A celebration for life is scheduled on Thursday, Sept. 13, where his family has requested that guests wear the “most inappropriate T-Shirt that you are comfortable being seen in public with as Joe often did,” in honor of his hatred for “formality and stuffiness.”
His funeral is then scheduled for Friday, Sept. 13. In lieu of flowers, his family joked that they’re “seeking donations to offset the expense of publishing an exceedingly long obituary which would have really pissed Joe off.”
Changing tones for a moment, Monique noted that “what would have made him the happiest is for you to go have a cup of coffee with a friend and bulls— about his antics or play a harmless prank on some unsuspecting sap.”
That seriousness didn’t last for long, however.
“Everybody has a Joe story and we’d love to hear them all,” Monique wrote. “Joe faced his death and his mortality, as he did with his life, face on, often telling us that when he dropped dead to dig a hole in the back yard and just roll him in. Much to his disappointment, he will be properly interred… next to his wife.”

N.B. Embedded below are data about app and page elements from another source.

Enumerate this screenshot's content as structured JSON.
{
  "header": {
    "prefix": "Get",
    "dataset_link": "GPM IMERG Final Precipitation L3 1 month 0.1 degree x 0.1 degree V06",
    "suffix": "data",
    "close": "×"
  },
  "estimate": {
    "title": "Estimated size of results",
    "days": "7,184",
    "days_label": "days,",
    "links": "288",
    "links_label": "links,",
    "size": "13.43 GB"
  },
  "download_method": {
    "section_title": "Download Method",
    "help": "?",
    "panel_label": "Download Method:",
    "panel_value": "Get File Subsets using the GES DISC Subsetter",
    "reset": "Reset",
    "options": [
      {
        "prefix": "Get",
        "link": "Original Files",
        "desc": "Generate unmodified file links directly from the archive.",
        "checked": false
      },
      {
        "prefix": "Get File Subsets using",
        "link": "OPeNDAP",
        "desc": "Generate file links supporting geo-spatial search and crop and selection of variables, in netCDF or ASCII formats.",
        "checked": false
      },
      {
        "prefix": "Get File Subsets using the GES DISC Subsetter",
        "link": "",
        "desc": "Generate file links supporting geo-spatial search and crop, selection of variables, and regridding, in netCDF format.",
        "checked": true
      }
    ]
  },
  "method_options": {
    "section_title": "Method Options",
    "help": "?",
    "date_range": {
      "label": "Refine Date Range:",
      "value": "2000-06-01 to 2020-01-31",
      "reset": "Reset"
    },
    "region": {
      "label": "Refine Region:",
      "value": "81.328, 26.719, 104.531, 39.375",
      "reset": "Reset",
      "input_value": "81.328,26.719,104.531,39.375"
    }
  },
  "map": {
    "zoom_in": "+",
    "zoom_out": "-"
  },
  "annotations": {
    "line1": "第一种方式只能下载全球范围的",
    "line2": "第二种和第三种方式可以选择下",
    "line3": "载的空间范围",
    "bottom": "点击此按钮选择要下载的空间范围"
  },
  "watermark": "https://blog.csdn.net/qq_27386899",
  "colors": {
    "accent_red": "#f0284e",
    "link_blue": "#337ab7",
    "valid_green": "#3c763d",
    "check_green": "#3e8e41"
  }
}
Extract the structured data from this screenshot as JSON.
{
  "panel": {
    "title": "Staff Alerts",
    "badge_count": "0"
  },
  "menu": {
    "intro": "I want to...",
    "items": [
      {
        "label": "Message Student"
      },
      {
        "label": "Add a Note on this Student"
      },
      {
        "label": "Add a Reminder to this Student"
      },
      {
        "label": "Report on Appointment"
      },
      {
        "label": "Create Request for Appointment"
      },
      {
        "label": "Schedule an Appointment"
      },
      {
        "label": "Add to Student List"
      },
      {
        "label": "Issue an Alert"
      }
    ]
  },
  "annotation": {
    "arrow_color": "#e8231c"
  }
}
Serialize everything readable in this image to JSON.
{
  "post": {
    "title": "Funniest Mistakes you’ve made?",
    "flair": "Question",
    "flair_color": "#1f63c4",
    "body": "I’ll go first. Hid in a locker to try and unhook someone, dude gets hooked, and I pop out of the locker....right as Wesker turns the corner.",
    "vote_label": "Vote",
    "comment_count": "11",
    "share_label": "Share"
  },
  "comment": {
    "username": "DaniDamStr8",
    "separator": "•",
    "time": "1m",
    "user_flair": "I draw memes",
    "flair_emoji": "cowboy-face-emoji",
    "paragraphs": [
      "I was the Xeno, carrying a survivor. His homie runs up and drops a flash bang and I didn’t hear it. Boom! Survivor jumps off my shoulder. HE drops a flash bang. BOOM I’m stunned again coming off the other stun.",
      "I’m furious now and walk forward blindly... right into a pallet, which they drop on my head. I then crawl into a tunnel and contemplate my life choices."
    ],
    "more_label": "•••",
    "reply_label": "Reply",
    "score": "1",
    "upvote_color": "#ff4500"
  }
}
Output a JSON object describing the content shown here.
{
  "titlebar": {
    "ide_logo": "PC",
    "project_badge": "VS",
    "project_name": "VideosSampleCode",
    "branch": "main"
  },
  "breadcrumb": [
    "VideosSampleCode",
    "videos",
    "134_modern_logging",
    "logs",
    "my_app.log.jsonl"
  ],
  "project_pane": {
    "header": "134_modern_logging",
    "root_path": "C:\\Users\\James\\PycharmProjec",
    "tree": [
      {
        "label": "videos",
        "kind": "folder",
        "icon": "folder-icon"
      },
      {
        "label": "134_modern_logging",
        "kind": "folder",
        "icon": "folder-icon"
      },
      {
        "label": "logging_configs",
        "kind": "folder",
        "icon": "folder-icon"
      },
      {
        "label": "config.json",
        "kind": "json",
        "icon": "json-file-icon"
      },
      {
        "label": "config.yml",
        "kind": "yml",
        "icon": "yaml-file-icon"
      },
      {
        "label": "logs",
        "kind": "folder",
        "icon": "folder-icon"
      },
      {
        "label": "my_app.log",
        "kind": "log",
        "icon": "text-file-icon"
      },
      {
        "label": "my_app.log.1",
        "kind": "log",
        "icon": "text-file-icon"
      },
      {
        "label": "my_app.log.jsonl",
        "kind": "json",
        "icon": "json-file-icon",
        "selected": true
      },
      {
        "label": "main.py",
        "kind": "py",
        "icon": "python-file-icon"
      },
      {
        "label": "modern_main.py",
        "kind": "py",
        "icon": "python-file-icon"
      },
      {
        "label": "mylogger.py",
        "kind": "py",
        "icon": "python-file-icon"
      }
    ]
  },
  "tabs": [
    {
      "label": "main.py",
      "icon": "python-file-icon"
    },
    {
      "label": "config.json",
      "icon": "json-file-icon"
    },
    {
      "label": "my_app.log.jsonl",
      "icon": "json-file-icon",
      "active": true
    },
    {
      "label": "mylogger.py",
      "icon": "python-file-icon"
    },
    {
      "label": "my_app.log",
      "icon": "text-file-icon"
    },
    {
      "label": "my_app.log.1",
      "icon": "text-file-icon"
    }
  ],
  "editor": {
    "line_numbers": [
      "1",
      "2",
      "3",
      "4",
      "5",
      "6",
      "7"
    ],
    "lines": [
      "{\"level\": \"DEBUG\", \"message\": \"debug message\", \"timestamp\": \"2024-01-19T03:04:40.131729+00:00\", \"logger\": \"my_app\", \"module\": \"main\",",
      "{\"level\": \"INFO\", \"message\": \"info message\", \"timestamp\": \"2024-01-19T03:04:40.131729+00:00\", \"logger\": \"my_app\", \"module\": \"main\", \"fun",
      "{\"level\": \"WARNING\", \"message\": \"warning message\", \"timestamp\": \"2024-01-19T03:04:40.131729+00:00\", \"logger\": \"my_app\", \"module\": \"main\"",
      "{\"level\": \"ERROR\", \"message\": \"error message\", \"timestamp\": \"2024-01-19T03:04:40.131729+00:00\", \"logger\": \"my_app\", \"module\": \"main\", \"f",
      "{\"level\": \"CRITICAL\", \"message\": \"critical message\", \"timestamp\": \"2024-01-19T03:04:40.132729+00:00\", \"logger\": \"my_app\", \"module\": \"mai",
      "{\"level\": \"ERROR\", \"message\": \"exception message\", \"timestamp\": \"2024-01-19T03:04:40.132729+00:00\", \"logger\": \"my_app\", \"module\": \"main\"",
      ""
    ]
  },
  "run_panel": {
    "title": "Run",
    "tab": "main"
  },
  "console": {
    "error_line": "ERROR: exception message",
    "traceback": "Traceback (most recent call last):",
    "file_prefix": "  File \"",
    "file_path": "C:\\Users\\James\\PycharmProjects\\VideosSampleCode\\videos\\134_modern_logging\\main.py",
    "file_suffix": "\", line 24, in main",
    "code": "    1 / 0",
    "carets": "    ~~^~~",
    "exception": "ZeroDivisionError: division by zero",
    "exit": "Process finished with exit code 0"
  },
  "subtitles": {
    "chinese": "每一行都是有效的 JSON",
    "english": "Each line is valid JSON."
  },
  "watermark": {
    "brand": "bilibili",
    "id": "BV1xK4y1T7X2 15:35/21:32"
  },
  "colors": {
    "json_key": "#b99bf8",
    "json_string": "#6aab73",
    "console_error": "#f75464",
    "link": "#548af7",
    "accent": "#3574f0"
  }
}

“Sorry, Mom, Lisette and I did the best we could to take care of him and keep him out of your hair as long as we could,” she jokingly added. “Back in your court now.”